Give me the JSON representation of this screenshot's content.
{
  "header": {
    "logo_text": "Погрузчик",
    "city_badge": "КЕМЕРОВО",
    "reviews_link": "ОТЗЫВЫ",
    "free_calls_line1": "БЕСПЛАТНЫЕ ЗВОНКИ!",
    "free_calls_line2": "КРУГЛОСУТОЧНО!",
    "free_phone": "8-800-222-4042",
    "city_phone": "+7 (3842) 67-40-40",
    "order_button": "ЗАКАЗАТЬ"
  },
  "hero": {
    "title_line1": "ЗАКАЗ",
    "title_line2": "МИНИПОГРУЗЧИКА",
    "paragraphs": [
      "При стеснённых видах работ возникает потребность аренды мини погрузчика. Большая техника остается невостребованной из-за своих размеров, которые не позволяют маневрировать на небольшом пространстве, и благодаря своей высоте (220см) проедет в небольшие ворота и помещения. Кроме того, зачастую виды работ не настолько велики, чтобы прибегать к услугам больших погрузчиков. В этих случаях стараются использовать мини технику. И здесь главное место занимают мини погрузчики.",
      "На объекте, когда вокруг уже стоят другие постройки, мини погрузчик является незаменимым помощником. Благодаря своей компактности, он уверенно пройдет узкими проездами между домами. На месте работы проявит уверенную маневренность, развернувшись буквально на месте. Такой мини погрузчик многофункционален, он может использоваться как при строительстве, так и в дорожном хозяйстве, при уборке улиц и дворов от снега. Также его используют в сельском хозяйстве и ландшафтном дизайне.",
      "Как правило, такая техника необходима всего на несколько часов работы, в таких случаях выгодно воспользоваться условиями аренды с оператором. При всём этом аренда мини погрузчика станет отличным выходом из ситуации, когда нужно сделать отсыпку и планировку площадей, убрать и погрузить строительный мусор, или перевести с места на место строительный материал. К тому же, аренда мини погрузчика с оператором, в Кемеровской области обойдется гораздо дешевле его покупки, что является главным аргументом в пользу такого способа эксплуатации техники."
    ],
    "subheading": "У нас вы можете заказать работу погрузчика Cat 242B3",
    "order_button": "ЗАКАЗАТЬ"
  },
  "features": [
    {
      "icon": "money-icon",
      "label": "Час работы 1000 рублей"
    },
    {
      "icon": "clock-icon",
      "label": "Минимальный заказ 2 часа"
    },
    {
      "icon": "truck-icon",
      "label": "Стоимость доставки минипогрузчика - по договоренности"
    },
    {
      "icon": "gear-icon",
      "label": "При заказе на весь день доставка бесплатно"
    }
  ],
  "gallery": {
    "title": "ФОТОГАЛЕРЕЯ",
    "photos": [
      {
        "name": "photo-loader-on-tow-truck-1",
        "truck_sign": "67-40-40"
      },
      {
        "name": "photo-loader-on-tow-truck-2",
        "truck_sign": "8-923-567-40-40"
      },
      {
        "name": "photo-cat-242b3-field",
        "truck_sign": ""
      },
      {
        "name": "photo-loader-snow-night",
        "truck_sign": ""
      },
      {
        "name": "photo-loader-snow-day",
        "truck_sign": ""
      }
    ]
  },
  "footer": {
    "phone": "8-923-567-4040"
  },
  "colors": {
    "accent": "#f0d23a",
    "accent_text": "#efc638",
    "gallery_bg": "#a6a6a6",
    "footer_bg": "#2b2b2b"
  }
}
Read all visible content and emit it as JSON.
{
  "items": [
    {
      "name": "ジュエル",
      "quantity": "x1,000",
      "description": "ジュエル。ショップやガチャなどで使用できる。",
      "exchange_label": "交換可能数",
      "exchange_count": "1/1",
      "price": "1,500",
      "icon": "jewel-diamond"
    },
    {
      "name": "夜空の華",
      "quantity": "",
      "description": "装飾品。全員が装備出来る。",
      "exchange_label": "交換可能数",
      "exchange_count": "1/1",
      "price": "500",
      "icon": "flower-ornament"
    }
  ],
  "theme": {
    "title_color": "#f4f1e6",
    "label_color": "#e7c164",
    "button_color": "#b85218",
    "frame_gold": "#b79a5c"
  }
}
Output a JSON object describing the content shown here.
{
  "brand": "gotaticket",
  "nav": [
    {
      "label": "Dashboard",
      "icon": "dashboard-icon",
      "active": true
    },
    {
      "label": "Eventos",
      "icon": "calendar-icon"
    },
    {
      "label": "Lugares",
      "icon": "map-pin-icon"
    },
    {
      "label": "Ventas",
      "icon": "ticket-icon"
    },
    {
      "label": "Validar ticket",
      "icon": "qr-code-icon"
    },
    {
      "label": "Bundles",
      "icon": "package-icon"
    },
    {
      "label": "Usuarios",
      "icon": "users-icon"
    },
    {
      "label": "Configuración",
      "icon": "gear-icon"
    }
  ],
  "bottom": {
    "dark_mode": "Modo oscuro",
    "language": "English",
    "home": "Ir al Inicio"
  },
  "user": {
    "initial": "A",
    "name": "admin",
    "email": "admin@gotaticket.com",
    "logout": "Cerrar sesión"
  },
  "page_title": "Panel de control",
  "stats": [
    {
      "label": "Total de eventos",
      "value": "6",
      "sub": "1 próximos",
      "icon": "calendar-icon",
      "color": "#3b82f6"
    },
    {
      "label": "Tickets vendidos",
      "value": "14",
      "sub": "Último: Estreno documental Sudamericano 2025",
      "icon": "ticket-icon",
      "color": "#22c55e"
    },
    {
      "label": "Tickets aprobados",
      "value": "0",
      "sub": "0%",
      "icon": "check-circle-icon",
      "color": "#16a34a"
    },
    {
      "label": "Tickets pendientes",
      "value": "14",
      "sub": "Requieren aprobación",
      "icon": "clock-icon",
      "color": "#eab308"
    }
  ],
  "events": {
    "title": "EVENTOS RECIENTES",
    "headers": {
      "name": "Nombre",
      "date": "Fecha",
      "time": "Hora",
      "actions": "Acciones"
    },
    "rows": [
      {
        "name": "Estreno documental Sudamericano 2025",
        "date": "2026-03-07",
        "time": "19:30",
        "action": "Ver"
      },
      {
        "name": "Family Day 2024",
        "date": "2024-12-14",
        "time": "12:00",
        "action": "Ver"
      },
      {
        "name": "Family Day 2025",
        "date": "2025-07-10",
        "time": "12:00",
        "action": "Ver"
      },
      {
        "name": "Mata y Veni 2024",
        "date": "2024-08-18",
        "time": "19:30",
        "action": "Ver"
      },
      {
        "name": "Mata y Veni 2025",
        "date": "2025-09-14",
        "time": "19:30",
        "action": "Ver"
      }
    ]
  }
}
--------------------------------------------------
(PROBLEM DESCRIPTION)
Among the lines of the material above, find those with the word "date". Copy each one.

(ANSWER SECTION)
      "date": "Fecha",
        "date": "2026-03-07",
        "date": "2024-12-14",
        "date": "2025-07-10",
        "date": "2024-08-18",
        "date": "2025-09-14",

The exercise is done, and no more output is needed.